Brokers Ride The Wave

Mortgage brokers, after several years in the doldrums, have an opportunity for growth.

DFA tracks the flow of new mortgages including the channel of origination in its market model. Third Party (aka broker) originated loans are on the rise, both in absolute terms as volumes increase, and in relative share terms compared with bank originated loans.  The first chart shows the trend of loans via brokers, and a projection, based on anticipated volumes. Note this is based on the number of loans approved, not their value. It covers all lenders, including the non-banks who have a growing share of business, and who are very reliant on brokers.

Broker-Share-DFAAPRA provides data on this also, but looks only at ADI’s (so does not include non-banks) and shows the value of loans approved, not volume.

Broker-Share-APRAWe also model the commission flows from new loans, and following recent improvements in commission rates from some lenders, plus the stronger volumes, commissions are up. The chart below shows the relative commissions paid, using the peak in 2007, when the first time buyers were active, and commissions were more generous, as the baseline. It shows that whilst commissions are up compared with recent months, they are not back to their 2007 levels. Overall the number of mortgage brokers in the industry have fallen in recent years.

Broker-CommissionThe final picture overlays the DFA segmentation broker preference analysis from our household survey.  Refinancers, and Investors are the most likely to use a broker, and with down-traders are likely to transact at the moment. First time buyers, whilst likely to use a broker, are frozen out of the market because of high prices. So brokers who want to grow their business will need to tailor their targeting, and lenders should consider changing commission levels for different types of business.

Broker-SegmentBoth brokers and lenders are under an obligation now to ensure that the loan is “not unsuitable” (thanks to ASIC), and the “not unsuitable” criteria may well vary by segment. But the bottom line is brokers, after several years in the doldrums, have an opportunity for growth now.

DFA 2013 Channel Preference Analysis – Are Bank Branches Obsolete?

The results from the DFA 2013 Channel Preference Research Program are just in. This program captures data from our 26,000 households over 12 months on their current and ideal channel preferences. This is segmented analysis, and we are already finding some strong themes emerging as we complete the data dive. The final report is some weeks away, but here is our initial take on what we are seeing.

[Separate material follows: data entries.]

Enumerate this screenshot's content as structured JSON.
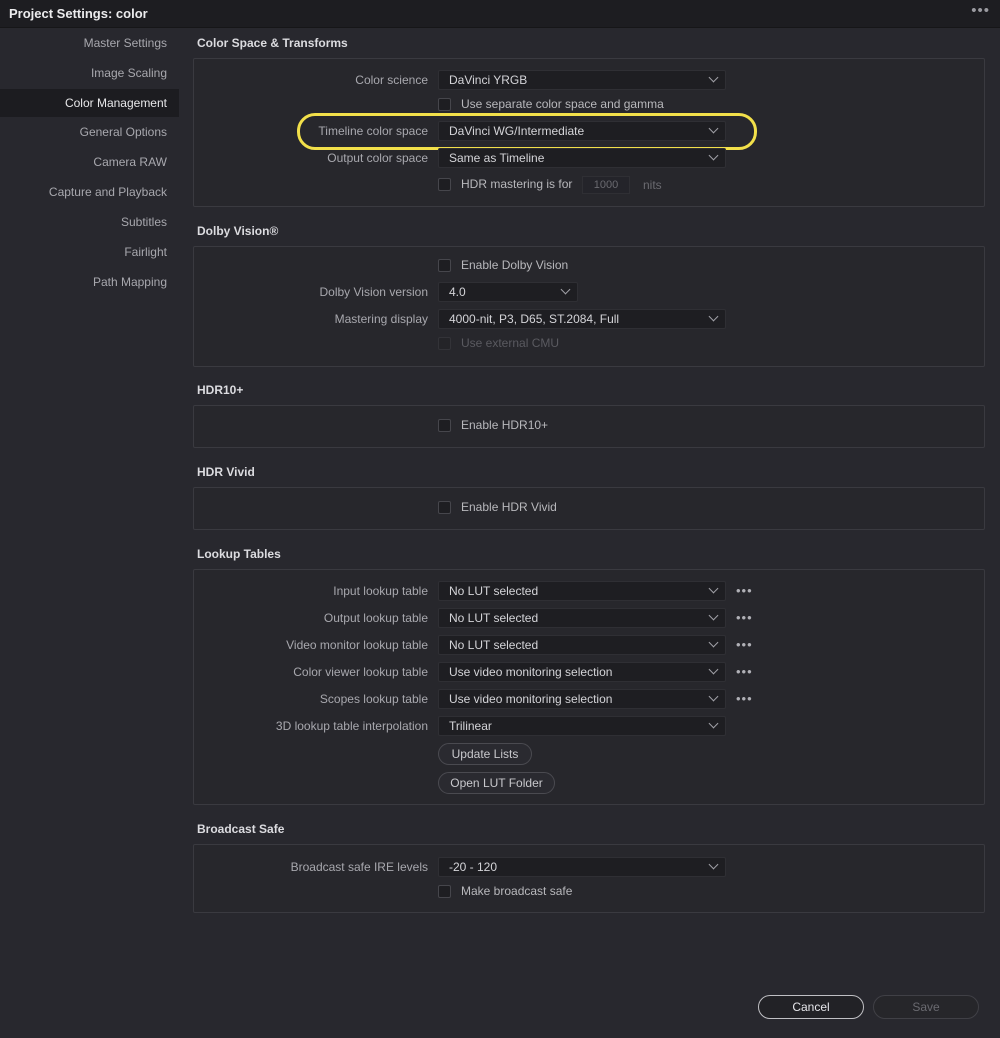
{
  "window": {
    "title": "Project Settings:  color",
    "more_icon": "more-horizontal-icon"
  },
  "sidebar": {
    "items": [
      {
        "label": "Master Settings"
      },
      {
        "label": "Image Scaling"
      },
      {
        "label": "Color Management"
      },
      {
        "label": "General Options"
      },
      {
        "label": "Camera RAW"
      },
      {
        "label": "Capture and Playback"
      },
      {
        "label": "Subtitles"
      },
      {
        "label": "Fairlight"
      },
      {
        "label": "Path Mapping"
      }
    ],
    "active": "Color Management"
  },
  "color_space": {
    "title": "Color Space & Transforms",
    "color_science_label": "Color science",
    "color_science_value": "DaVinci YRGB",
    "separate_label": "Use separate color space and gamma",
    "timeline_label": "Timeline color space",
    "timeline_value": "DaVinci WG/Intermediate",
    "output_label": "Output color space",
    "output_value": "Same as Timeline",
    "hdr_label": "HDR mastering is for",
    "hdr_value": "1000",
    "hdr_unit": "nits",
    "highlight_color": "#f2e04a"
  },
  "dolby": {
    "title": "Dolby Vision®",
    "enable_label": "Enable Dolby Vision",
    "version_label": "Dolby Vision version",
    "version_value": "4.0",
    "mastering_label": "Mastering display",
    "mastering_value": "4000-nit, P3, D65, ST.2084, Full",
    "external_cmu_label": "Use external CMU"
  },
  "hdr10": {
    "title": "HDR10+",
    "enable_label": "Enable HDR10+"
  },
  "hdr_vivid": {
    "title": "HDR Vivid",
    "enable_label": "Enable HDR Vivid"
  },
  "lut": {
    "title": "Lookup Tables",
    "input_label": "Input lookup table",
    "input_value": "No LUT selected",
    "output_label": "Output lookup table",
    "output_value": "No LUT selected",
    "video_monitor_label": "Video monitor lookup table",
    "video_monitor_value": "No LUT selected",
    "color_viewer_label": "Color viewer lookup table",
    "color_viewer_value": "Use video monitoring selection",
    "scopes_label": "Scopes lookup table",
    "scopes_value": "Use video monitoring selection",
    "interp_label": "3D lookup table interpolation",
    "interp_value": "Trilinear",
    "update_lists": "Update Lists",
    "open_folder": "Open LUT Folder",
    "dots": "•••"
  },
  "broadcast": {
    "title": "Broadcast Safe",
    "ire_label": "Broadcast safe IRE levels",
    "ire_value": "-20 - 120",
    "make_safe_label": "Make broadcast safe"
  },
  "footer": {
    "cancel": "Cancel",
    "save": "Save"
  }
}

First, we see that households are on average more connected than ever. The Young are connected for more than 100 hours each week, up 10% on the 2011 baseline, whereas Self-Funded Retirees have doubled their time online, to about 30 hours a week. We know what proportion of time is spend in social media sites (up), online media (well up) and other web sites (down).


We also looked at household preferences with respect to bank channels. Many segments are now rapidly moving online, and the young are leading the way. The way we show this is using the DFA proprietary Channel Preference Radar. We look at sales and service preferences by channel, and map these against the average. Our take-away is that bank branches are now obsolete for some of the most online and profitable segments. It is a challenge for banks and other financial institutions because the branch will increasingly become the ghetto of less profitable and older Australians.  This same digital migration is also having an impact in Mortgage Brokers and Financial Advisers. It seems to us that households are voting with their devices (mostly smart phones and tablets) and are way ahead of most of the industry in terms of migration. There are profound economic implications for the banks, and a potential impact on the high street, and on the customers of these financial institutions.


SMEs Are Going Digitally Mobile

As part of the DFA Small and Medium Enterprise (SME) Survey, we asked them about their banking channel preferences. Since we last ran the study, there has been a considerable shift to using mobile devices as the preferred access device for banking services. Use of a fixed PC is down. EFTPOS service by mobile device have also proved popular. Many now use on-line payments more, have multiple mobile devices and also use social media in connection with their business. Our view is that players now need to prioritize the deployment of mobile solutions for SME customers, as they are prepared to switch providers to get more comprehensive digital services. This should replace an omnichannel strategy.


Channel Preferences Are Changing Fast

DFA’s Channel Preference research examines how different customer segments are fast migrating from traditional banking channels to the digital channels across the range of sales and service transactions. However, not all segments are moving as fast, and the most profitable segments are moving to digital fastest. As a result unless channels are optimized and adjusted on the fly, banks will be left with significant stranded assets  and costs. Omnichannel strategies need to be changed to put digital at the top of the priorities.